Many in the region have called Bellingham a crossroads community, an area facing a choice between locking in fossil fuel infrastructure (coal export facility at Cherry Point) and investing in a cleaner, more renewable path forward. What does this scenario mean for you and your community?
I think it’s incredibly important for Bellingham and our region to show the world or whoever is watching that we can make a choice to move away from fossil fuels and work towards a more sustainable future. That means NOT looking at these short-term profits. Let’s look at job creation opportunities that can last through investment in the clean energy economy as opposed to investment in coal exports and making a quick buck off of this fossil fuel export. We should really be shifting that focus toward a clean energy path.
If as a community, we can stand up and show that we’ve made this choice of clean energy it can be a flagship example for other communities are looking to make changes. It’s a crucial crossroads. I hope that we are able to show our kids that we made a good choice in clean energy instead of more fossil fuels.
What is your vision for the future of Bellingham?
As I mentioned before, I’d love to see community energy gardens in our city where were able to utilize our resources together and produce energy in a more democratic and secure fashion. Right now Whatcom County per capita has more solar than any other county in Washington. There is definitely a solar movement happening in Bellingham. It’s a very interesting time for the industry with how much growth we’ve seen over the last few years, and how much growth is projected for the future. It’s going to be fascinating to see how things move and change.

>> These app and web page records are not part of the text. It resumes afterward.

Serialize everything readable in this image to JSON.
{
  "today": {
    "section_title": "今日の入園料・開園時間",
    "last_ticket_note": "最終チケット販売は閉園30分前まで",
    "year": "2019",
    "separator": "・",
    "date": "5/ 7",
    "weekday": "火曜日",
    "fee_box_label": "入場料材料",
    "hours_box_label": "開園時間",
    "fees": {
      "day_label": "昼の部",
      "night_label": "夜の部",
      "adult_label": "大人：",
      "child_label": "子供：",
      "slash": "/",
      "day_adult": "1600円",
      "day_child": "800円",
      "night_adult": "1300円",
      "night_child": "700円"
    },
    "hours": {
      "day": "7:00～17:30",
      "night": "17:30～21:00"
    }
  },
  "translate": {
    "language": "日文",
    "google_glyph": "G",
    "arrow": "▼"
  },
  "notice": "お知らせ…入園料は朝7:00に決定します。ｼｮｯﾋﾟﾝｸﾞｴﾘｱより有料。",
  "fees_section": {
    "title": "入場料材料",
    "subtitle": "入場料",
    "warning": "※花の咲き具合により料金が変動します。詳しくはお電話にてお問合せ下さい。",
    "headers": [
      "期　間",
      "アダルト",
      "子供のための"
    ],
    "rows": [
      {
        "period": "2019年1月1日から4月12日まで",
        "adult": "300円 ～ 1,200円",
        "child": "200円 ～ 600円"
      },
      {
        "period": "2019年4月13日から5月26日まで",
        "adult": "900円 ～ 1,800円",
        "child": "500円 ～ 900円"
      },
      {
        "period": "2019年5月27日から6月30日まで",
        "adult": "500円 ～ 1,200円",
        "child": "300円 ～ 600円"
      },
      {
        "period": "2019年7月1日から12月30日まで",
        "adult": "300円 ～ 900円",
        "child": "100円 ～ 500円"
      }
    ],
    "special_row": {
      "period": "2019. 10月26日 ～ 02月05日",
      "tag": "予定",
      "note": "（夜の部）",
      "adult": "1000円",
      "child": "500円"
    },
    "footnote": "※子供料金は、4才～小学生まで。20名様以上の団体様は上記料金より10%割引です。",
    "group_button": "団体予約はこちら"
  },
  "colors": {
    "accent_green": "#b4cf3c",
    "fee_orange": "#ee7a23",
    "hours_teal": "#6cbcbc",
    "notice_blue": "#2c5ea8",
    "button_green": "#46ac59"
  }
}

As Dana mentioned, don’t let the clouds in the Northwest fool you – this region is prime for solar, with both sides of the Cascades offering huge opportunities for growth. And Itek Energy in Whatcom County is one of the companies making it real. Dana and the Itek team have helped make Whatcom County the most solarized county in Washington. But if fossil fuel companies have their way, Bellingham and Whatcom County could become a conduit for exporting massive amounts of coal across the Pacific. To learn more and take action to stop coal export off the West Coast, check out PowerPastCoal.org. To learn more about itek energy, check out itekenergy.com. And to learn more about solar progress in Washington, check out Solar Washington.